**Description of the task**
Line by line, copy all of the data exactly.

**Material for this exercise**

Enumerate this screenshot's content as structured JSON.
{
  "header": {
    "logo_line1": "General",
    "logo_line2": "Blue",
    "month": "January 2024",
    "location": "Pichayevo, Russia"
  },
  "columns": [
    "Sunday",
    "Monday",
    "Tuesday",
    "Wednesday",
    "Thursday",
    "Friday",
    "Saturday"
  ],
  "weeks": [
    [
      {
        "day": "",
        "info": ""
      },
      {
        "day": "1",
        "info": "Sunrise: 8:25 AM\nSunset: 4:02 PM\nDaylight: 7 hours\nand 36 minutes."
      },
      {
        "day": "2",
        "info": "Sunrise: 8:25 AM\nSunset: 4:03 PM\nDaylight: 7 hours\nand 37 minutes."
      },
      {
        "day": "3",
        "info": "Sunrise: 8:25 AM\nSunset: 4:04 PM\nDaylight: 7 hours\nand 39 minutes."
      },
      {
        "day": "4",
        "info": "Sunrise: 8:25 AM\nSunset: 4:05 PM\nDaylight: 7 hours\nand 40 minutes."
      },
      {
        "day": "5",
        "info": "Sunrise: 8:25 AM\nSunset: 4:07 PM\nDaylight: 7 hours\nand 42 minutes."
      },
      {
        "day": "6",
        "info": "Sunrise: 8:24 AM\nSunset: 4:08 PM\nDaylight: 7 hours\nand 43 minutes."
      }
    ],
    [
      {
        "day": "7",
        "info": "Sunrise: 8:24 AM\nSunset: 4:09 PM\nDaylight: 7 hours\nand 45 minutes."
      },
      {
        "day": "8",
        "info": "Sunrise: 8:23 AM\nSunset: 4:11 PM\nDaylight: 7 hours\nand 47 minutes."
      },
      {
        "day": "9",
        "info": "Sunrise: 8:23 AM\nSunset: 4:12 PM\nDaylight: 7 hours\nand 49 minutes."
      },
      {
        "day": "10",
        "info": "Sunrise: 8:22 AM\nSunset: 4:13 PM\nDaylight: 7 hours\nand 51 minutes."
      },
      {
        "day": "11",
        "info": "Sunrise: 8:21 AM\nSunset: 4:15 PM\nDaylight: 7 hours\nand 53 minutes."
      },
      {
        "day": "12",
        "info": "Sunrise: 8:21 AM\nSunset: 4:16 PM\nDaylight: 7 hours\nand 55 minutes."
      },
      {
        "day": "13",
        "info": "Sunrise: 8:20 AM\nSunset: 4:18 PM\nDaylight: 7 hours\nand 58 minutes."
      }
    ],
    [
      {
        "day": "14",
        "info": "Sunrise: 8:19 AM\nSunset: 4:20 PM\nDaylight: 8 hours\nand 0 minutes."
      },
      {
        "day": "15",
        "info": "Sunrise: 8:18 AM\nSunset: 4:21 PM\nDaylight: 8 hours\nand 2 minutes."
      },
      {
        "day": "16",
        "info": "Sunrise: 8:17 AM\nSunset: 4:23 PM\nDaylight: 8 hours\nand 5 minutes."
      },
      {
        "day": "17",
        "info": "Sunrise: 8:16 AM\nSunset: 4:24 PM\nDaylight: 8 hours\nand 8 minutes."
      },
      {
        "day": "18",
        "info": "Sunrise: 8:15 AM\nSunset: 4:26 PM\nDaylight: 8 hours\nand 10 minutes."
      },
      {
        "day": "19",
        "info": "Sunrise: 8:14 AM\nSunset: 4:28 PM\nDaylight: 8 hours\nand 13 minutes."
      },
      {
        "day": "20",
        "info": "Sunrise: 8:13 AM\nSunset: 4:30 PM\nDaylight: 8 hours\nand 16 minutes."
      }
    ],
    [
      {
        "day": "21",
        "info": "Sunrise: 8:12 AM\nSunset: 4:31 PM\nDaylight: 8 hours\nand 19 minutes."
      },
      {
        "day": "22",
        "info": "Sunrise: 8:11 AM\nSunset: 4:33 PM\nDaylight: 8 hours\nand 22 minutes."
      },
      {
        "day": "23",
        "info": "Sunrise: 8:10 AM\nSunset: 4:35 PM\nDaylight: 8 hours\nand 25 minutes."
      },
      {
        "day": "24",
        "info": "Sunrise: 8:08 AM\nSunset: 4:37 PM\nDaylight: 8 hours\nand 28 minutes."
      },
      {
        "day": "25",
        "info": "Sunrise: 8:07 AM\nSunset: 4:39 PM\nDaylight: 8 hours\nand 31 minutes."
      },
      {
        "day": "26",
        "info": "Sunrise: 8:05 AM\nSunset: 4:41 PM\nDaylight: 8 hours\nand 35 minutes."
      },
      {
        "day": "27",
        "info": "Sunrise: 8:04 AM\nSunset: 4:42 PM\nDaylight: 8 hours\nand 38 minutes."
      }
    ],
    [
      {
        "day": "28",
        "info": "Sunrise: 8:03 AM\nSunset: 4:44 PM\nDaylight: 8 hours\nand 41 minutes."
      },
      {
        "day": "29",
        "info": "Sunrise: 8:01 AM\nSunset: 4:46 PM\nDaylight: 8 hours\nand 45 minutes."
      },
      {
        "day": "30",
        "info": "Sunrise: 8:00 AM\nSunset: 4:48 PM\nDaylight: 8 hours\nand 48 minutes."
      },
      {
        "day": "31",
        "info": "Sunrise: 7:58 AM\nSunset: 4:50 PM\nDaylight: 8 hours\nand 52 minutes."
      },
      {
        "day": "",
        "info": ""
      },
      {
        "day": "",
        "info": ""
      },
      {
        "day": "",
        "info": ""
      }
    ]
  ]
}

**Answer space**
Enumerate this screenshot's content as structured JSON.
{
  "header": {
    "logo_line1": "General",
    "logo_line2": "Blue",
    "month": "January 2024",
    "location": "Pichayevo, Russia"
  },
  "columns": [
    "Sunday",
    "Monday",
    "Tuesday",
    "Wednesday",
    "Thursday",
    "Friday",
    "Saturday"
  ],
  "weeks": [
    [
      {
        "day": "",
        "info": ""
      },
      {
        "day": "1",
        "info": "Sunrise: 8:25 AM\nSunset: 4:02 PM\nDaylight: 7 hours\nand 36 minutes."
      },
      {
        "day": "2",
        "info": "Sunrise: 8:25 AM\nSunset: 4:03 PM\nDaylight: 7 hours\nand 37 minutes."
      },
      {
        "day": "3",
        "info": "Sunrise: 8:25 AM\nSunset: 4:04 PM\nDaylight: 7 hours\nand 39 minutes."
      },
      {
        "day": "4",
        "info": "Sunrise: 8:25 AM\nSunset: 4:05 PM\nDaylight: 7 hours\nand 40 minutes."
      },
      {
        "day": "5",
        "info": "Sunrise: 8:25 AM\nSunset: 4:07 PM\nDaylight: 7 hours\nand 42 minutes."
      },
      {
        "day": "6",
        "info": "Sunrise: 8:24 AM\nSunset: 4:08 PM\nDaylight: 7 hours\nand 43 minutes."
      }
    ],
    [
      {
        "day": "7",
        "info": "Sunrise: 8:24 AM\nSunset: 4:09 PM\nDaylight: 7 hours\nand 45 minutes."
      },
      {
        "day": "8",
        "info": "Sunrise: 8:23 AM\nSunset: 4:11 PM\nDaylight: 7 hours\nand 47 minutes."
      },
      {
        "day": "9",
        "info": "Sunrise: 8:23 AM\nSunset: 4:12 PM\nDaylight: 7 hours\nand 49 minutes."
      },
      {
        "day": "10",
        "info": "Sunrise: 8:22 AM\nSunset: 4:13 PM\nDaylight: 7 hours\nand 51 minutes."
      },
      {
        "day": "11",
        "info": "Sunrise: 8:21 AM\nSunset: 4:15 PM\nDaylight: 7 hours\nand 53 minutes."
      },
      {
        "day": "12",
        "info": "Sunrise: 8:21 AM\nSunset: 4:16 PM\nDaylight: 7 hours\nand 55 minutes."
      },
      {
        "day": "13",
        "info": "Sunrise: 8:20 AM\nSunset: 4:18 PM\nDaylight: 7 hours\nand 58 minutes."
      }
    ],
    [
      {
        "day": "14",
        "info": "Sunrise: 8:19 AM\nSunset: 4:20 PM\nDaylight: 8 hours\nand 0 minutes."
      },
      {
        "day": "15",
        "info": "Sunrise: 8:18 AM\nSunset: 4:21 PM\nDaylight: 8 hours\nand 2 minutes."
      },
      {
        "day": "16",
        "info": "Sunrise: 8:17 AM\nSunset: 4:23 PM\nDaylight: 8 hours\nand 5 minutes."
      },
      {
        "day": "17",
        "info": "Sunrise: 8:16 AM\nSunset: 4:24 PM\nDaylight: 8 hours\nand 8 minutes."
      },
      {
        "day": "18",
        "info": "Sunrise: 8:15 AM\nSunset: 4:26 PM\nDaylight: 8 hours\nand 10 minutes."
      },
      {
        "day": "19",
        "info": "Sunrise: 8:14 AM\nSunset: 4:28 PM\nDaylight: 8 hours\nand 13 minutes."
      },
      {
        "day": "20",
        "info": "Sunrise: 8:13 AM\nSunset: 4:30 PM\nDaylight: 8 hours\nand 16 minutes."
      }
    ],
    [
      {
        "day": "21",
        "info": "Sunrise: 8:12 AM\nSunset: 4:31 PM\nDaylight: 8 hours\nand 19 minutes."
      },
      {
        "day": "22",
        "info": "Sunrise: 8:11 AM\nSunset: 4:33 PM\nDaylight: 8 hours\nand 22 minutes."
      },
      {
        "day": "23",
        "info": "Sunrise: 8:10 AM\nSunset: 4:35 PM\nDaylight: 8 hours\nand 25 minutes."
      },
      {
        "day": "24",
        "info": "Sunrise: 8:08 AM\nSunset: 4:37 PM\nDaylight: 8 hours\nand 28 minutes."
      },
      {
        "day": "25",
        "info": "Sunrise: 8:07 AM\nSunset: 4:39 PM\nDaylight: 8 hours\nand 31 minutes."
      },
      {
        "day": "26",
        "info": "Sunrise: 8:05 AM\nSunset: 4:41 PM\nDaylight: 8 hours\nand 35 minutes."
      },
      {
        "day": "27",
        "info": "Sunrise: 8:04 AM\nSunset: 4:42 PM\nDaylight: 8 hours\nand 38 minutes."
      }
    ],
    [
      {
        "day": "28",
        "info": "Sunrise: 8:03 AM\nSunset: 4:44 PM\nDaylight: 8 hours\nand 41 minutes."
      },
      {
        "day": "29",
        "info": "Sunrise: 8:01 AM\nSunset: 4:46 PM\nDaylight: 8 hours\nand 45 minutes."
      },
      {
        "day": "30",
        "info": "Sunrise: 8:00 AM\nSunset: 4:48 PM\nDaylight: 8 hours\nand 48 minutes."
      },
      {
        "day": "31",
        "info": "Sunrise: 7:58 AM\nSunset: 4:50 PM\nDaylight: 8 hours\nand 52 minutes."
      },
      {
        "day": "",
        "info": ""
      },
      {
        "day": "",
        "info": ""
      },
      {
        "day": "",
        "info": ""
      }
    ]
  ]
}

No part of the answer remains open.